|US20060036404 *||17 Aug 2005||16 Feb 2006||Wiklund David E||Process variable transmitter with diagnostics|
|US20060277000 *||14 Aug 2006||7 Dec 2006||Wehrs David L||Flow measurement diagnostics|
|US20060282580 *||6 Jun 2006||14 Dec 2006||Russell Alden C Iii||Multi-protocol field device interface with automatic bus detection|
|US20070010968 *||25 May 2006||11 Jan 2007||Longsdorf Randy J||Dedicated process diagnostic device|
|US20070067142 *||20 Sep 2005||22 Mar 2007||Kadir Kavaklioglu||Aggregation of asset use indices within a process plant|
|US20070068225 *||29 Sep 2005||29 Mar 2007||Brown Gregory C||Leak detector for process valve|
|US20080125884 *||26 Sep 2006||29 May 2008||Schumacher Mark S||Automatic field device service adviser|

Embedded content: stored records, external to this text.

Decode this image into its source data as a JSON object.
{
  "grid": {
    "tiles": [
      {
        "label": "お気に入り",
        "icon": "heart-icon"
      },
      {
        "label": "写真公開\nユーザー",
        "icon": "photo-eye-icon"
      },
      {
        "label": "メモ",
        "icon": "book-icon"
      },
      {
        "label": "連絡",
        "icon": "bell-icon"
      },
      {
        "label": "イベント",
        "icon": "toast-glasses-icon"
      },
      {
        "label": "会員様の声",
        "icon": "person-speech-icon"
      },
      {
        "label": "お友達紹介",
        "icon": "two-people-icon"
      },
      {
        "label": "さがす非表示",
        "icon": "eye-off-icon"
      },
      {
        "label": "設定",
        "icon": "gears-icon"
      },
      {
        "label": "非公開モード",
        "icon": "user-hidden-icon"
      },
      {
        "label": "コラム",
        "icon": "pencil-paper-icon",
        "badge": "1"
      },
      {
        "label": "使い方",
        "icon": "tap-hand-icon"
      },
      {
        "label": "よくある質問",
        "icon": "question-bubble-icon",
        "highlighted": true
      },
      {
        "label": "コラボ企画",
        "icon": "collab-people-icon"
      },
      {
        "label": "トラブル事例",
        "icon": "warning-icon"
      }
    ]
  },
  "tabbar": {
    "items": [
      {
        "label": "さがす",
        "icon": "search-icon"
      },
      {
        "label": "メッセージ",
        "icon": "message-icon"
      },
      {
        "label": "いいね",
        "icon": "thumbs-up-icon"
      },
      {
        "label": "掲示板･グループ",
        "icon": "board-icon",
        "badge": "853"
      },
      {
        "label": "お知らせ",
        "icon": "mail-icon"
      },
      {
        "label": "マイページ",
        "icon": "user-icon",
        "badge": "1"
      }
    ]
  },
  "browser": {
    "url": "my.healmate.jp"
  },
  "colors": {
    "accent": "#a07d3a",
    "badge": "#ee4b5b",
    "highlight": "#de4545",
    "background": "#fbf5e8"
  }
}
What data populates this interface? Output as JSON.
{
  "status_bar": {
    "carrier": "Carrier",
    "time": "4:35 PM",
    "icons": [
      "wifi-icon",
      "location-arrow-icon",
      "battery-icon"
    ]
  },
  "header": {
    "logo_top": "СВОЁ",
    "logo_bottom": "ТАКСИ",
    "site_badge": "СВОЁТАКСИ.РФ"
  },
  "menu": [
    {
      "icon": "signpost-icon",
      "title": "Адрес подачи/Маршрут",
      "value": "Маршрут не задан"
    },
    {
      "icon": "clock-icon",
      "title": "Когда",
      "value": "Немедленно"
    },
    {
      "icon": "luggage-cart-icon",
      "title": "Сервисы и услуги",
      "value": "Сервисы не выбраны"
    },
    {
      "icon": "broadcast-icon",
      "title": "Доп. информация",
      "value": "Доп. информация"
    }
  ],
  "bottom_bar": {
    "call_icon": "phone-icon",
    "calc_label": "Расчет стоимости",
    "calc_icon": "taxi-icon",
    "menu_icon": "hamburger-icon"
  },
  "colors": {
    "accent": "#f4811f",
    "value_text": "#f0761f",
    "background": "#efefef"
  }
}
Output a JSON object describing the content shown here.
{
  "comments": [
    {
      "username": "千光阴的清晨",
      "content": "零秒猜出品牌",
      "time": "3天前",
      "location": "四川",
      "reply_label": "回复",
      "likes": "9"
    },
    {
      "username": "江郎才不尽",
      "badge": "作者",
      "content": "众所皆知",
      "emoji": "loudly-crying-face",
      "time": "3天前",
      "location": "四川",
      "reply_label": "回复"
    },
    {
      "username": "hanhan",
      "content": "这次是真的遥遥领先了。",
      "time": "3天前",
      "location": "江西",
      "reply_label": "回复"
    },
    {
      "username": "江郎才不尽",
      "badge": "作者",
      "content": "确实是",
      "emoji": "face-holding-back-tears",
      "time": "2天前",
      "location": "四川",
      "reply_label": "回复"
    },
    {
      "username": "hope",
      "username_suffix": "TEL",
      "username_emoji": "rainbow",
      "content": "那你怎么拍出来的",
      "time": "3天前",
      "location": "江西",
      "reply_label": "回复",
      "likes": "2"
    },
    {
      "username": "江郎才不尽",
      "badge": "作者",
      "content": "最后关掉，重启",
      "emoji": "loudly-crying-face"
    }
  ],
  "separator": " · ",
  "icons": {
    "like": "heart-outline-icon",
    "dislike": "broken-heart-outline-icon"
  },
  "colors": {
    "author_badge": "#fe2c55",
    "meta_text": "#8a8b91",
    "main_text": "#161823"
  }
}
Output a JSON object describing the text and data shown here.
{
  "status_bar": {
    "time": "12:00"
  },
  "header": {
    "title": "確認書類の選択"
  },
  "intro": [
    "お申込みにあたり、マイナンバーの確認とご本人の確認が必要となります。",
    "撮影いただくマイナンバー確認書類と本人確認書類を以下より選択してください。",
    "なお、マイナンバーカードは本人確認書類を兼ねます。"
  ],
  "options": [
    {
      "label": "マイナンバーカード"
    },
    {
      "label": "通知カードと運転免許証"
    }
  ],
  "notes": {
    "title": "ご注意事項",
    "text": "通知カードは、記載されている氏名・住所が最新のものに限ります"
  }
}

|US20090043530 *||6 Aug 2007||12 Feb 2009||Sittler Fred C||Process variable transmitter with acceleration sensor|
|US20090055457 *||23 Aug 2007||26 Feb 2009||Fisher-Rosemount Systems, Inc.||Field device with capability of calculating digital filter coefficients|
|US20090083001 *||25 Sep 2007||26 Mar 2009||Huisenga Garrie D||Field device for digital process control loop diagnostics|
|US20090102964 *||23 Dec 2008||23 Apr 2009||Casio Computer Ltd.||Light emitting device, camera with light emitting device, and image pickup method|
|US20090303057 *||26 Sep 2006||10 Dec 2009||Brown Gregory C||Leak detector for process valve|
|US20100286798 *||13 May 2010||11 Nov 2010||Fisher-Rosemount Systems, Inc.||Economic calculations in a process control system|
|US20100288054 *||12 May 2009||18 Nov 2010||Foss Scot R||System to detect poor process ground connections|
|US20100293019 *||13 May 2010||18 Nov 2010||Fisher-Rosemount Systems, Inc.||Economic calculations in a process control system|
|WO2001010291A1||3 Aug 2000||15 Feb 2001||Given Imaging Ltd.||A method for temperature sensing|
|Cooperative Classification||G01J5/0896, G01J2005/066, G01J5/0862, G01J5/0003, G01J5/08|
|European Classification||G01J5/08, G01J5/00B, G01J5/08B17, G01J5/08S|
|22 Mar 1989||AS||Assignment|
Owner name: UNITED STATES OF AMERICA, THE, AS REPRESENTED BY T
Free format text: ASSIGNMENT OF ASSIGNORS INTEREST.;ASSIGNORS:SHEPARD, ROBERT L.;BLALOCK, THERON V.;ROBERTS, MICHAEL J.;REEL/FRAME:005041/0946
Effective date: 19890127
|25 Sep 1995||FPAY||Fee payment|
Year of fee payment: 4
|31 Oct 1995||REMI||Maintenance fee reminder mailed|
|19 Oct 1999||REMI||Maintenance fee reminder mailed|
|26 Mar 2000||LAPS||Lapse for failure to pay maintenance fees|
|6 Jun 2000||FP||Expired due to failure to pay maintenance fee|
Effective date: 20000324